Important: NLSTD is an experimental algorithm that is currently only available in PLS_Toolbox as of version 8.5.


modl = nlstd(xSlave, xMaster, win);
modl = nlstd(xSlave, xMaster, win, opt);
modl = nlstd(xSlave, xMaster, win, pts, opt); % for lwr
pred = nlstd(xSlave, modl, win, opt);
valid = nlstd(xSlave, xMaster, modl, win, opt);


NLSTD is an experimental method which uses one of several algorithms available in PLS_Toolbox to return a model and transformed data. The three available algorithms to use are ANN, LWR, and SVM, note however that due to the huge memory requirements of using SVM, its use is limited only to relatively small datasets (otherwise the change of encountering an "out of memory" error is highly likely).


  • xSlave: (2-way matrix of class “double” or “dataset”), data collected from the ‘slave instrument’
  • xMaster: (2-way matrix of class “double” or “dataset”), data collected from the ‘master instrument’
  • modl: A NLSTD (ANN/LWR/SVM) model.
  • win: window size used in the (piecewise) standardization, must be an odd number.
  • pts: (LWR only) Like window but with respect to the samples instead of measurements.


  • model: A model structure containing the NLSTD model.
  • pred: predictions, a matrix containing the transformed xSlave data.
  • valid: validations, like predictions matrix but it is created using both test samples from both the ‘slave’ and ‘master’ instruments.

Note: The output variable will depend on the input arguments. If xSlave and xMaster datasets are used a model will be the output. If a NLSTD model is used as one of the input arguments, the output will be a matrix containing the predicted values.


  • name: the name of the structure (‘options’)
  • display: [ {‘off’} | ’on’ ]
  • plots: [ ‘none’ | {‘final’} ]
  • waitbar: [ ‘off’ | {‘auto’} | ‘on’ ]
  • algorithm: [ {‘ann’} | ’svm’ | ’lwr’ ] governs the algorithm to be used.
  • useopts: [ ] user may input a complete/partial options structure of the selected algorithm.
  • edges: [ {‘const’} | ’zeros’ | ’linterp’ | ’pinterp’ ]
  • ncomp: 1 (LWR Only) sets the number of components to be used in the model.

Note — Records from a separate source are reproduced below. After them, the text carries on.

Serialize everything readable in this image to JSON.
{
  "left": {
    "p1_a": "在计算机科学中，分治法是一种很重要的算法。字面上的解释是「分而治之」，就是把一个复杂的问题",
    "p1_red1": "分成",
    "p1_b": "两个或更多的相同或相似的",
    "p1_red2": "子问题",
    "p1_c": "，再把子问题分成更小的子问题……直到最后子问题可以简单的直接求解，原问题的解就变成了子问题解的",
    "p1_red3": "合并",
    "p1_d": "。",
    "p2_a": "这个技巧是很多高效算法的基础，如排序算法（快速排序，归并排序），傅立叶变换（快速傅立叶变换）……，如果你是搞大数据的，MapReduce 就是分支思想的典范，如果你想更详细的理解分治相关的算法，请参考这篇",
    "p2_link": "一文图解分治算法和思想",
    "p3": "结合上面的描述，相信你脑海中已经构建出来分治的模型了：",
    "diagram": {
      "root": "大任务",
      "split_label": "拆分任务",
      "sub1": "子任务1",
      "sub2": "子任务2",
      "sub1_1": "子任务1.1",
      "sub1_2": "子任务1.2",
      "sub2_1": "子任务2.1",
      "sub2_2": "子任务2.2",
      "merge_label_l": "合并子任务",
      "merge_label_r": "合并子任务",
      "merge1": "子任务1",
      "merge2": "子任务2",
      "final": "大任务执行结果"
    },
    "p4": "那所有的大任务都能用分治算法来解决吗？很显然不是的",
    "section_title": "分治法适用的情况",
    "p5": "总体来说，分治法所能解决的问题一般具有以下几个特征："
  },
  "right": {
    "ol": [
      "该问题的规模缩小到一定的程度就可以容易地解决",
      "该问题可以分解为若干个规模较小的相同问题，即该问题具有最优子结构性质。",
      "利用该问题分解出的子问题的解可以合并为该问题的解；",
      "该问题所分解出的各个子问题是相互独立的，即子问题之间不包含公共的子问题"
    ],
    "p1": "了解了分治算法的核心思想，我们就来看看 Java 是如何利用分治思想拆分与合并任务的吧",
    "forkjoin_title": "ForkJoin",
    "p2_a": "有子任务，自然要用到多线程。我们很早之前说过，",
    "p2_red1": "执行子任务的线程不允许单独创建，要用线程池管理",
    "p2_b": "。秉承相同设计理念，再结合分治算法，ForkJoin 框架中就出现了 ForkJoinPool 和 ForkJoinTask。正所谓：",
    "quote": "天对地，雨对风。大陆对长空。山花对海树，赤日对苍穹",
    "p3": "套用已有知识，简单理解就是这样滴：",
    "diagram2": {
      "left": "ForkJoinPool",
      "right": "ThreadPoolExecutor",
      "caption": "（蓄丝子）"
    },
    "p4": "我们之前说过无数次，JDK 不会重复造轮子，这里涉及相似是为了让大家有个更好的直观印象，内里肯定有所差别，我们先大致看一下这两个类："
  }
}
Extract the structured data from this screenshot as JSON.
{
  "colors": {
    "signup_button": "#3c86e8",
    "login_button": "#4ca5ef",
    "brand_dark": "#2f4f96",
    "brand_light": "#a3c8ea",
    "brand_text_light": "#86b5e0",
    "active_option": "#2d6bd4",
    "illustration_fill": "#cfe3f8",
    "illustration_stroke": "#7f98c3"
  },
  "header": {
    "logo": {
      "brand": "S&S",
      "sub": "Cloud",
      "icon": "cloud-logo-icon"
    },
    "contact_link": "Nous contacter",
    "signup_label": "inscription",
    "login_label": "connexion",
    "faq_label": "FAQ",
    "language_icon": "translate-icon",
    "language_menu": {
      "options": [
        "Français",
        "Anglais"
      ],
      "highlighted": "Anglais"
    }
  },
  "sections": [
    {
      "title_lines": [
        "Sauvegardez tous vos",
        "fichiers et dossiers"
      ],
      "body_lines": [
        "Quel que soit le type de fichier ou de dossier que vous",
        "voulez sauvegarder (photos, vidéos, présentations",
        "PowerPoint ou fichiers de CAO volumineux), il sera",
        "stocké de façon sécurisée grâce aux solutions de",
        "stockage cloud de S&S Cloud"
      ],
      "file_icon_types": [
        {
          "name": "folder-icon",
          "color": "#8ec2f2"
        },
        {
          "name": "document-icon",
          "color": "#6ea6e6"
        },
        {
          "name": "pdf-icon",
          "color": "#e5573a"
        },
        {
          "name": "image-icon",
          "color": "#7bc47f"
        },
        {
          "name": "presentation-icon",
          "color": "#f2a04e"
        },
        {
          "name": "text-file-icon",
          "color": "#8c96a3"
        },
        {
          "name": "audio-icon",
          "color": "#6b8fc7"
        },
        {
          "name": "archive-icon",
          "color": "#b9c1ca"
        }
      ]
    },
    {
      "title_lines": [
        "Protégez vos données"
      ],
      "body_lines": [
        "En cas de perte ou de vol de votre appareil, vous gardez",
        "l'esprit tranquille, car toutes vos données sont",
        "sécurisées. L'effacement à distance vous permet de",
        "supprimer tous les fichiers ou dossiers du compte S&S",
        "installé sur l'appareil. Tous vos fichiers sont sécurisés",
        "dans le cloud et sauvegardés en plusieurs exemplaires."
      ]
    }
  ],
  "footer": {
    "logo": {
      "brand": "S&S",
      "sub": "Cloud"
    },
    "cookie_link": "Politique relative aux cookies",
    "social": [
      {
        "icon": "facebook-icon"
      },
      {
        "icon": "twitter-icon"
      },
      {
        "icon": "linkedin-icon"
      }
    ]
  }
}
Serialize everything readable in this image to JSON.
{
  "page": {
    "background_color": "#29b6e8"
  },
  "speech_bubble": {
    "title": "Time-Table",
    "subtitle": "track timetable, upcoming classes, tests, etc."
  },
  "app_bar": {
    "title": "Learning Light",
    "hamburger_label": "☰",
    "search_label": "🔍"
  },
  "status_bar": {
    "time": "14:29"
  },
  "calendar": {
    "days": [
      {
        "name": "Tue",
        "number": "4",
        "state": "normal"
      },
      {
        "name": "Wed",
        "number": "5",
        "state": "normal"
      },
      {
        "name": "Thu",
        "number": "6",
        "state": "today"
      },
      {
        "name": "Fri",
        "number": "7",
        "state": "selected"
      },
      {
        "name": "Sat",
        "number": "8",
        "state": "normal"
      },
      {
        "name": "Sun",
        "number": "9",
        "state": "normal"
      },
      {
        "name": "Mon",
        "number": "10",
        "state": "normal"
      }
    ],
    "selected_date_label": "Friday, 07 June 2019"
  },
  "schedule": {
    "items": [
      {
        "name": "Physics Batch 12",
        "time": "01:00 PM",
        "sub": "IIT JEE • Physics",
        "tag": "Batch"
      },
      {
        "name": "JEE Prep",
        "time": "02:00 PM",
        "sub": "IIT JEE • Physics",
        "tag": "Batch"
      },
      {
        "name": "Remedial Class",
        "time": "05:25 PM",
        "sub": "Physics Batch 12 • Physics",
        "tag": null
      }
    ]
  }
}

Initialize the options structure, it’s good practice to initialize the options structure for the desired algorithm, make adjustments there and then assign it to the useopts field in the NLSTD options structure:

annopt = nlstd(‘options’);
uopt = ann(‘options’);
uopt.nhid1 = 10;
uopt.nhid2 = 0;
uopt.display = ’off’;
annopt.useopts = uopt;
win = 7;

Build a calibration model:

annstd_model = nlstd(inst1(1:6,:), inst2(1:6,:), win, annopt);

Get model predictions:

annstd_pred = nlstd(inst1(7:15,:), inst2(7:15,:),win, annopt);

To use the LWR algorithm, and get predictions:

lwropt = nlstd(‘options’);
uopt = lwr(‘options’);
uopt.display = ’off’;
annopt.useopts = uopt;
win = 7;
pts = 5;
lwrstd_model = nlstd(inst1(1:6,:), inst2(1:6,:), win,pts, lwropt);
lwrstd_pred = nlstd(inst1(7:15,:), inst2(7:15,:),win, lwropt);

See Also

alignpeaks, alignspectra, baseline, caltransfer, deresolv, distslct, mscorr, reducennsamples, registerspec, stdfir, stdize, stdsslct, stdgen